All that aside, it seems to me that we (the U.S.) are so hooked on oil that we are willing to take enormous environmental risks in both transporting oil and drilling in the ocean. The Exxon Valdez disaster in Alaska which did irreparable environmental and economic damage did not deter us in our quest for oil at any price. And of course it always help if the folks who are directly affected are way up in Alaska. Even others in Alaska, such as Sarah Palin, couldn’t care less about environmental worries (I think her husband works, or used to work for BP).

This current and continuing spill or out-of-control underwater gusher may have much more far-reaching environmental and economic effects.

A couple of years ago when gasoline and diesel prices hit the roof folks were seriously talking about alternatives, everything from bicycling to work to running vehicles on discarded vegetable oil. Many shippers who were hooked on trucking were turning to or seriously thinking about exploring their options in rail transport (which is per mile much more energy efficient, although not practical for point to point shipments, or at least for pickup and final delivery except for customers along their tracks). Even though fuel is still costly, a drop in price from the all-time highs has quieted that fervor for alternatives somewhat.

I guess the point is that it takes extremes in price or accidents to get us to really seriously look to or go to alternatives.

Neither the private sector nor government seems able to come up with alternatives while we can still get by with the status quo.

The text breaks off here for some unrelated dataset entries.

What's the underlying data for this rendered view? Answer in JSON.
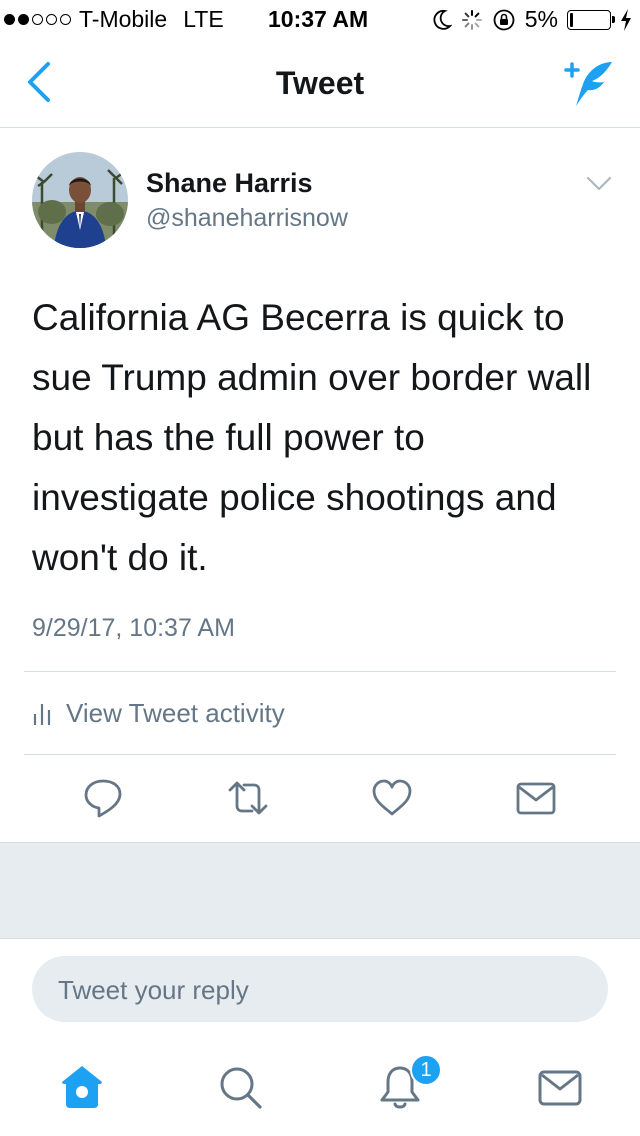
{
  "status_bar": {
    "carrier": "T-Mobile",
    "network": "LTE",
    "time": "10:37 AM",
    "battery": "5%",
    "battery_level": 0.05,
    "signal_bars_filled": 2,
    "signal_bars_total": 5
  },
  "nav": {
    "title": "Tweet",
    "back_icon": "chevron-left-icon",
    "compose_icon": "compose-tweet-icon"
  },
  "tweet": {
    "name": "Shane Harris",
    "handle": "@shaneharrisnow",
    "text": "California AG Becerra is quick to sue Trump admin over border wall but has the full power to investigate police shootings and won't do it.",
    "timestamp": "9/29/17, 10:37 AM",
    "activity_label": "View Tweet activity"
  },
  "reply": {
    "placeholder": "Tweet your reply"
  },
  "tabbar": {
    "notifications_badge": "1"
  },
  "colors": {
    "accent": "#1da1f2",
    "text": "#14171a",
    "secondary": "#657786",
    "divider": "#d8dde1",
    "band": "#e6ecf0"
  }
}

But we all know in our hearts that sooner or later (and it may well be sooner) we will have to find alternatives for our energy. It would seem to me a good time for a moon shot program by our government, much like the space program (hence the term moon shot).

It would have to be handled differently. It would have to be carried out by various players in the private sector working off of incentives from the federal government. I realize that to some extent this is already being done in various so-called green energy projects. But it seems to me that we need a larger effort and a more central focus from the government based on real science and not special interests, such as the gas or coal lobby (not that those two forms of energy do not have their place).

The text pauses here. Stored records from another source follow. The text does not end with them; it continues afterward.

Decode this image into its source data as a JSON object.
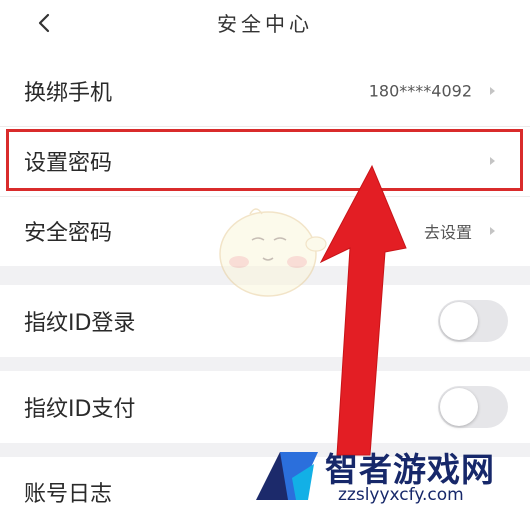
{
  "header": {
    "title": "安全中心",
    "back_icon": "chevron-left-icon"
  },
  "rows": {
    "phone": {
      "label": "换绑手机",
      "value": "180****4092"
    },
    "password": {
      "label": "设置密码"
    },
    "security_code": {
      "label": "安全密码",
      "value": "去设置"
    },
    "fingerprint_login": {
      "label": "指纹ID登录",
      "enabled": false
    },
    "fingerprint_pay": {
      "label": "指纹ID支付",
      "enabled": false
    },
    "account_log": {
      "label": "账号日志"
    }
  },
  "annotation": {
    "highlight_color": "#d92b2b",
    "arrow_color": "#e31e24"
  },
  "watermark": {
    "text": "智者游戏网",
    "url": "zzslyyxcfy.com"
  }
}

And time will tell, but it seems to me this current disaster in the gulf should be dire enough to convince thinking people everywhere that ruining our planet is not worth preserving the status quo in energy. But of course I also hope it is not as bad as all that.


If nothing else, the current BP spill proves that our government must step up its environmental oversight (President Obama is supposedly working on that now). Records show that BP successfully lobbied against environmental controls and failed to use all available technology to prevent disaster. And now BP and its subcontractors are blaming each other for the spill  — no one is willing to take responsibility, but it should be obvious that since its BP’s project it is BP’s responsibility 100 percent, and it is the government’s responsibility 100 percent to demand the highest standards in environmental protections.